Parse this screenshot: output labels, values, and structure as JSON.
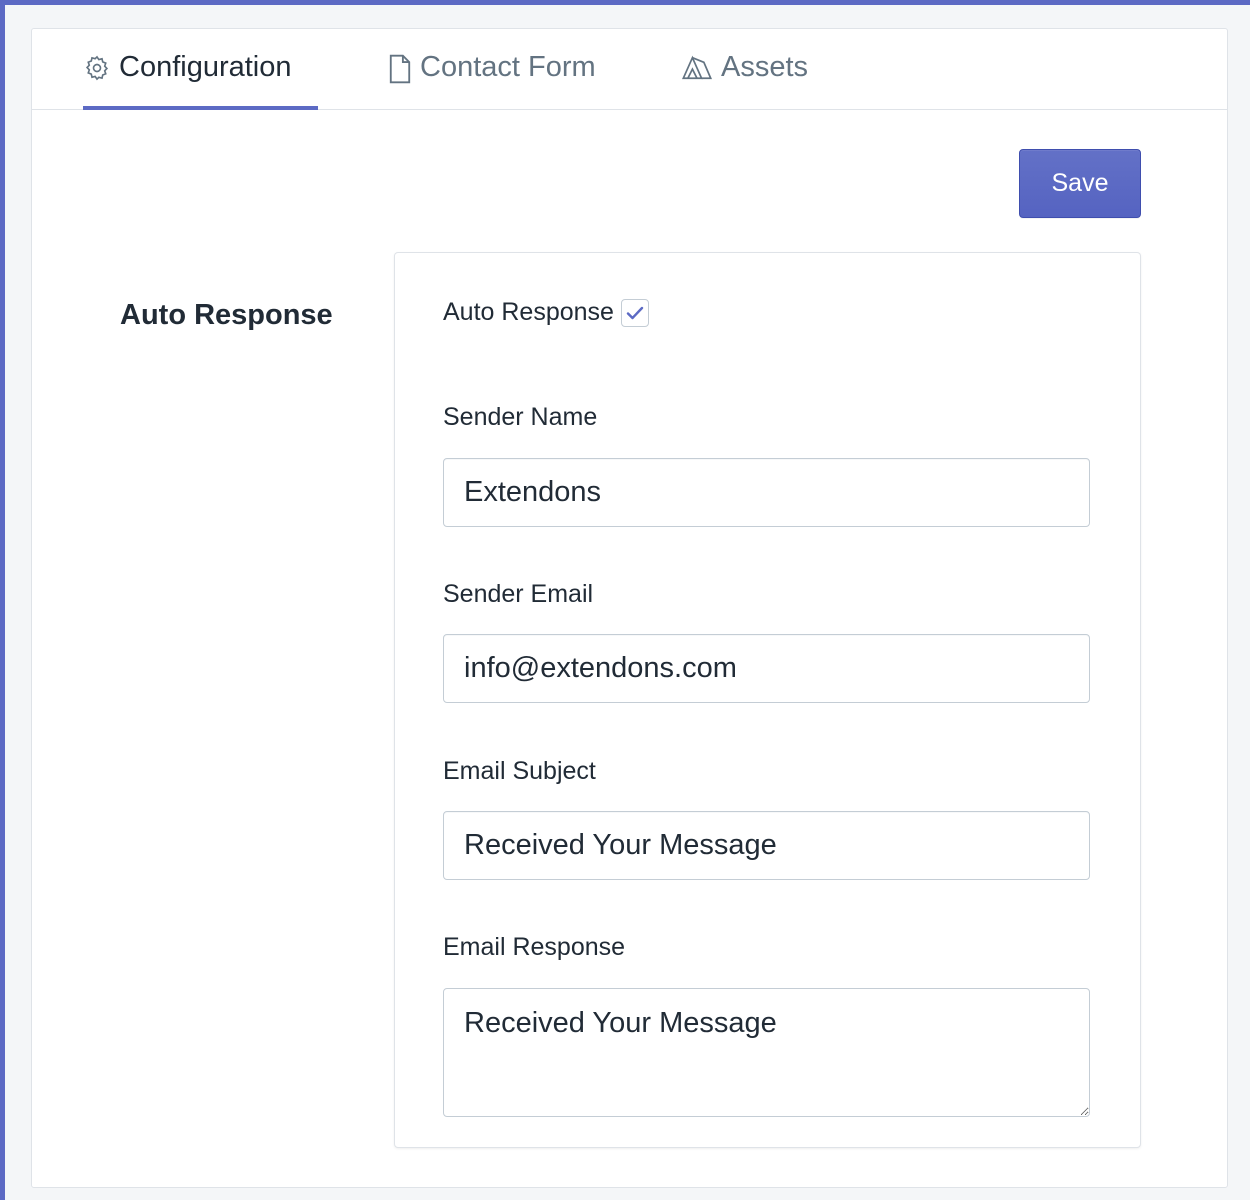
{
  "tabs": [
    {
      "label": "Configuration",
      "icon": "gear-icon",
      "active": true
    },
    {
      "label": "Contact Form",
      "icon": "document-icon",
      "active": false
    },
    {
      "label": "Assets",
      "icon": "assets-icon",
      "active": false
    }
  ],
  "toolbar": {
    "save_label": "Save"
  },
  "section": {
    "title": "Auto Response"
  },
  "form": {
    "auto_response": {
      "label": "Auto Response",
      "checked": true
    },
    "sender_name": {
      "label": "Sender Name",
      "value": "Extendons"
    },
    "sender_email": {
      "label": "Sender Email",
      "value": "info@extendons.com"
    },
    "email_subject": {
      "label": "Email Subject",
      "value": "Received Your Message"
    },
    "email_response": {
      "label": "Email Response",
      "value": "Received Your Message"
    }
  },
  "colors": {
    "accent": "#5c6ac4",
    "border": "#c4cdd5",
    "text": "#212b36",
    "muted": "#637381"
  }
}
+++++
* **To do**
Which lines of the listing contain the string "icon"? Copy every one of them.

* **Answer**
      "icon": "gear-icon",
      "icon": "document-icon",
      "icon": "assets-icon",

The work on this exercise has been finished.